Only deregulation can unleash competition. And only disruptive competition, where new businesses drive out old ones, will bring efficiency, lower costs and innovation. [Wall Street Journal]
CITING THE polls and the bad news is a needed wake-up call as Democrats look to the 2014 midterms, but just as important is resisting the urge to get depressed and think it’s over. “Disruptive competition” as a Republican economic message on Obamacare can easily get beaten by an economic message that focuses on the middle class, who’d get further damaged by such voodoo Reaganomics, which didn’t work the first time.
Latest polling from CNN reveals icy waters right now, but it means nothing this early.
Two months ago, Democrats held a 50%-42% advantage among registered voters in a generic ballot, which asked respondents to choose between a Democrat or Republican in their congressional district without identifying the candidates. That result came after congressional Republicans appeared to overplay their hand in the bitter fight over the federal government shutdown and the debt ceiling.
But the Democratic lead evaporated, and a CNN poll a month ago indicated the GOP holding a 49%-47% lead. The new survey, conducted in mid-December, indicates Republicans with a 49%-44% edge over the Democrats.
When you think about what Republicans face, the right-wing Tea Party crank caucus and the damage they could inflict on the GOP brand in 2014, Democratic politicians and progressive activists should take heart.
Democrats still have big challenges, the biggest and most obvious is Obamacare, the messaging around, as well as getting positive news in the press, nationally, locally and on television.
It still leaves Republicans with the record of not doing much on anything, except saying no, no, a thousand times, no.
If there’s one moment in time for Democrats and progressives to hold close and remember as winter deepens in 2014, it is when Virginia went blue for the first time in decades. An extremist Republican message began their problems, which still exist, but once the GOP shut down the government it was all over for them. The other message is that a Democratic candidate ran on a liberal social message, while keeping business close and the economic message in the forefront.
In 21st century politics, the majority of people don’t vote on partisan lines, as the number of independents overtake partisans, even if people still lean either left or right, depending on the issue. Non-partisans vote on what’s happening in their own world and who is getting in their way.
Americans love the underdog and right now the working and middle classes represent the largest number of underdogs.
What Democrats have to figure out is how to harness the economic message that will overtake the zeal with which Republicans will tout HealthCare.gov issues in the 2014 midterm season.
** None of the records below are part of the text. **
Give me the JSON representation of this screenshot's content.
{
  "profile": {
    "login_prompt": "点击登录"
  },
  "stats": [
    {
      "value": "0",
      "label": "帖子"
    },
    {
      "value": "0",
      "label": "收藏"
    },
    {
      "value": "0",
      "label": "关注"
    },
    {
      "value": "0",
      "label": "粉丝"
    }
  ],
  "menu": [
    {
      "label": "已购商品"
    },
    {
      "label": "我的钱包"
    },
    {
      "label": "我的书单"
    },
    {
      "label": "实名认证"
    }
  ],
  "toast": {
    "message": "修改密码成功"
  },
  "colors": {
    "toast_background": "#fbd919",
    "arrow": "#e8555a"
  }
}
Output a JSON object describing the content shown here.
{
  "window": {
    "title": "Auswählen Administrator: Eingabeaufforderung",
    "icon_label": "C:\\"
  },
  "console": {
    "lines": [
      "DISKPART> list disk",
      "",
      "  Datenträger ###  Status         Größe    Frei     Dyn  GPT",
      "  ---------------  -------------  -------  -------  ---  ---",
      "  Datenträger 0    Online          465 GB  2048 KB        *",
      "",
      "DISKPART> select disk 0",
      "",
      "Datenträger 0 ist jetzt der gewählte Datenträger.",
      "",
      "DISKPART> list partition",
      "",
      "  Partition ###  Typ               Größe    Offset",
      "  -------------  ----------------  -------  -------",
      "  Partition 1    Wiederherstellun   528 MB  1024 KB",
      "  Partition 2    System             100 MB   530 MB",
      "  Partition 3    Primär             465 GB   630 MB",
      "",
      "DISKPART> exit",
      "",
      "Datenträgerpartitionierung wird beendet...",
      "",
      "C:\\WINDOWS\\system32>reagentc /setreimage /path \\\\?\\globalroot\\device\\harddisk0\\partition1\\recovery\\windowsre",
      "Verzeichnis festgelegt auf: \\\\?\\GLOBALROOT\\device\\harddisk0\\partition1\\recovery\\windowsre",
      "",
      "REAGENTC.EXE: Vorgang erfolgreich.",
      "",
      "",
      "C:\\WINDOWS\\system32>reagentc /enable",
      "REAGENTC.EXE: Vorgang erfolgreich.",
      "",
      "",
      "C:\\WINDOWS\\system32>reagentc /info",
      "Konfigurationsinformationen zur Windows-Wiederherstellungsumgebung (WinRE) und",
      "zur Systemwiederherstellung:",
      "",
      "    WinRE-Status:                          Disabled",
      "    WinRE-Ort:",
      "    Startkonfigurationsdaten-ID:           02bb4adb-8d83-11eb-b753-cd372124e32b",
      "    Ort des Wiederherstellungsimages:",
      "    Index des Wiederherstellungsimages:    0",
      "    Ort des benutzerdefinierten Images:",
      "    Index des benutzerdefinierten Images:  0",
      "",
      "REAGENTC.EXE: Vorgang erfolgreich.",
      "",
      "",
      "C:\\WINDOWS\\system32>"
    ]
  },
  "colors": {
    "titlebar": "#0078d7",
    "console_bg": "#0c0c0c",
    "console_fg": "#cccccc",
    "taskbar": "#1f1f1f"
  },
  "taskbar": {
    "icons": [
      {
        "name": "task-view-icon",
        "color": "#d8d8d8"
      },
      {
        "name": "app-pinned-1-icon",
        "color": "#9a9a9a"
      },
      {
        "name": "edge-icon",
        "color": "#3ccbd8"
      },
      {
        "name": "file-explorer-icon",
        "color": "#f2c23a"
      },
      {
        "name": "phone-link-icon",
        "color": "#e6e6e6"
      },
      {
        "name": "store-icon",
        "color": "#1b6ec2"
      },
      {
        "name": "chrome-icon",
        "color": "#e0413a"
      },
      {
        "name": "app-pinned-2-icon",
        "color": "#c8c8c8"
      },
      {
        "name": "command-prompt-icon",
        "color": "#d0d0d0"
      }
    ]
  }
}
More people are impacted by the economy than by Obamacare, and Democrats cannot make the mistake they made in 2010 by not finding an economic message that resonates and challenges what the GOP wants to do.
It won’t be easy, but it can be done.
It’s also why former President Bill Clinton could be one of the big Democratic go to guys of 2014, with Hillary Clinton emerging as the exclamation point on what Democrats have going for them as we all look to the future.